Ok, so you get the common difference of 6.

and i just noticed we don't have the first term hm

yes we do- its 4

we can use the formula to find term \[\huge\rm a_n =(r)^{n-k}\]

opps sorry i was looking at the wrong page thats for geometric sequence

btw you can use 10th term doesn't matter u will get the same answer :=)

oh!! you already found it yes it's 4

can i see the answer for last part
little confused on that part

The last part? You mean the first question that I didn't include?

So I got help yesterday for the first one and now I m stuck on how to find the answers for (ii)

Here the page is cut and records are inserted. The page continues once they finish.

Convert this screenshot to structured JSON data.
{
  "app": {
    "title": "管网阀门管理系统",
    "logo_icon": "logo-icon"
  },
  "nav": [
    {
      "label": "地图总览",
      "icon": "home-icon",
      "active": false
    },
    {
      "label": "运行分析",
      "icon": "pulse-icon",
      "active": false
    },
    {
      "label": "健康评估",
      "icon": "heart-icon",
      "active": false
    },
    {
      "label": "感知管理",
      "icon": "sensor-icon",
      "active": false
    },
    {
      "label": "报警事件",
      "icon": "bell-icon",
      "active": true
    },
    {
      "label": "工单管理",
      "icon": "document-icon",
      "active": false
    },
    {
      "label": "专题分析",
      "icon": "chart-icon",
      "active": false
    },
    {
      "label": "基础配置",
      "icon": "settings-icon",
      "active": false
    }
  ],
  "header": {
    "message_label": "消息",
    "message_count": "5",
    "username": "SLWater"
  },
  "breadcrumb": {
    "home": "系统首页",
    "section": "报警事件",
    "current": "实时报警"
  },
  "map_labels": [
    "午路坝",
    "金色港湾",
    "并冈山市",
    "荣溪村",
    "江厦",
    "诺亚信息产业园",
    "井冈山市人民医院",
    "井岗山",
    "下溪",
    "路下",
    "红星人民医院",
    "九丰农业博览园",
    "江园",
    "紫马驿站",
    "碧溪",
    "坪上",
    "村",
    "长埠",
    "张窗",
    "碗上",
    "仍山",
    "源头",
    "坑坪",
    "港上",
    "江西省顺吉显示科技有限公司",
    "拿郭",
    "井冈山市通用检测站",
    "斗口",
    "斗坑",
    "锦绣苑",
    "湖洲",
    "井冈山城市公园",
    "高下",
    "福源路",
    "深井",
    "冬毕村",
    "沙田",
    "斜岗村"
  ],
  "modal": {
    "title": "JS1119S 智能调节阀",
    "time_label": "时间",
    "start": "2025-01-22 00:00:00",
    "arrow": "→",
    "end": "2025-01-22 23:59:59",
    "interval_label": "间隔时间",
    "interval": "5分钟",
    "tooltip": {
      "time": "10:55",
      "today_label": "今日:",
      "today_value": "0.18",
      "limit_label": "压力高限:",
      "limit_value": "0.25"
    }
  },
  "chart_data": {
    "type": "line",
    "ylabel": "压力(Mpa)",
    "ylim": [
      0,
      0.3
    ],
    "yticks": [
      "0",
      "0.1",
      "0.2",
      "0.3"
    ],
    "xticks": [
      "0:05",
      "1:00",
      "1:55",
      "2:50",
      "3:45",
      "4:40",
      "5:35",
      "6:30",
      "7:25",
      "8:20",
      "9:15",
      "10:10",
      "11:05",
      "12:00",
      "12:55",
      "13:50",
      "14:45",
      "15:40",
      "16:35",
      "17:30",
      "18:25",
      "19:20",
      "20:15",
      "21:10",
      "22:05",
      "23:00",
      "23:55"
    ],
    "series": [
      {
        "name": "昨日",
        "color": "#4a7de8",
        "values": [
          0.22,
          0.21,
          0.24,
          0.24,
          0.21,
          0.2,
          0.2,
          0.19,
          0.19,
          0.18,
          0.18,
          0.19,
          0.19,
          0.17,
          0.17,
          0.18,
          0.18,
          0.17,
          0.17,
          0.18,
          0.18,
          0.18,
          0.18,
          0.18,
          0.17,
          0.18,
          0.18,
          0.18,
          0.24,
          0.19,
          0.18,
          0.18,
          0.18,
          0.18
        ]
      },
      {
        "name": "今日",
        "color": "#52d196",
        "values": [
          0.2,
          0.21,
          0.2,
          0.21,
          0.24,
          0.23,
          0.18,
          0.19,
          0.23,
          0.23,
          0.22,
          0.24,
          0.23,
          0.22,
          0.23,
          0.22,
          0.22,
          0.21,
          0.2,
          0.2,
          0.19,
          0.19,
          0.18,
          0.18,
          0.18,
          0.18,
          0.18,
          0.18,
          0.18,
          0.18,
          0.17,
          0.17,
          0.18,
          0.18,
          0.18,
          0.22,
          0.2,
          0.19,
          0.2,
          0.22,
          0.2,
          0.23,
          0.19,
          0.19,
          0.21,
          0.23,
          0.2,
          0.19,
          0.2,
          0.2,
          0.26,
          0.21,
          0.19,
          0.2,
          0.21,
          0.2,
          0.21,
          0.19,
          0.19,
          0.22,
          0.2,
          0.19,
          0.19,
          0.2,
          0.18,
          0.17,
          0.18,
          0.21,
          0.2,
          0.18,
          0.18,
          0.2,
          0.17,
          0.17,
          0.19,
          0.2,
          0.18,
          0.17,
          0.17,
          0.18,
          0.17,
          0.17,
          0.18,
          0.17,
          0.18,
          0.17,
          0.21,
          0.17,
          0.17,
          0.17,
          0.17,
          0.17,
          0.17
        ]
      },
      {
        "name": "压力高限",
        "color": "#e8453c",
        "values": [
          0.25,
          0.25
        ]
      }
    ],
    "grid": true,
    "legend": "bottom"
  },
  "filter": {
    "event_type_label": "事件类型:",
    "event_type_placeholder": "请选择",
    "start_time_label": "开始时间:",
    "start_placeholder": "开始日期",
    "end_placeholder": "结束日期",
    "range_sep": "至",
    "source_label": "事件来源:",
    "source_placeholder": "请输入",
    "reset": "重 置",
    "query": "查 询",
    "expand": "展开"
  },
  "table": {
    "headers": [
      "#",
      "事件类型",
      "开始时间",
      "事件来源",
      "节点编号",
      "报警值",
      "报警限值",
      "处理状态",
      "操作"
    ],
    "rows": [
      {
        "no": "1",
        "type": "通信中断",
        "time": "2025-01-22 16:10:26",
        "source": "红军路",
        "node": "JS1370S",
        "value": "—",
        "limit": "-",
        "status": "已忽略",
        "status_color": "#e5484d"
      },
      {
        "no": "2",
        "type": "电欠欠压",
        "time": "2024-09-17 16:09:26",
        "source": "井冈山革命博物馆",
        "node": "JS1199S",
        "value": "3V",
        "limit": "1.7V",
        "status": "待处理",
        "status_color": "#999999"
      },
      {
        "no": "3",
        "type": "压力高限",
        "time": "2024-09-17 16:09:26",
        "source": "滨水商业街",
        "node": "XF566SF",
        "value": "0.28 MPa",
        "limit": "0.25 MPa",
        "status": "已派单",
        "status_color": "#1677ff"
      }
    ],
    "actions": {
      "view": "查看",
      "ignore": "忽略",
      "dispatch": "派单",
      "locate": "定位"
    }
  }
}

ohh i see..

444**

Ok I will try that quickly

try to work on it
ive to go to eat something BRB

sure

Ok I also actually have to be away for a little while. Will come back to this as soon as I can.

alright tag me when u r ready :=)

Trying to solve it now

888 ?O_*

Yeah that didn't work

I can send a picture of my working out

ohh it supposed to be a_1 `+` a_n

sorry about taht ..

What do you mean?

Oooooh ok let me try that quickly

i'll try it let's see what we get

Now the quadratic I get is \[n ^{2} + \frac{ 1 }{ 3 } -148=0\]

1/3 ? how did you get that ? o.O

Oh dear. Umm I had -6n^2 -2n +888 and I divided everything by -6

ohh so 1/3n*

Oh yes, sorry

\[n ^{2} + \frac{ 1 }{ 3 }n -148=0\] can you solve for n ?

Yup doing that now-almost done

alright let me know what you get

Ok done- the positive value I got was 12.00333333. Do I round that down to 12?

good job! :=)

np & you too!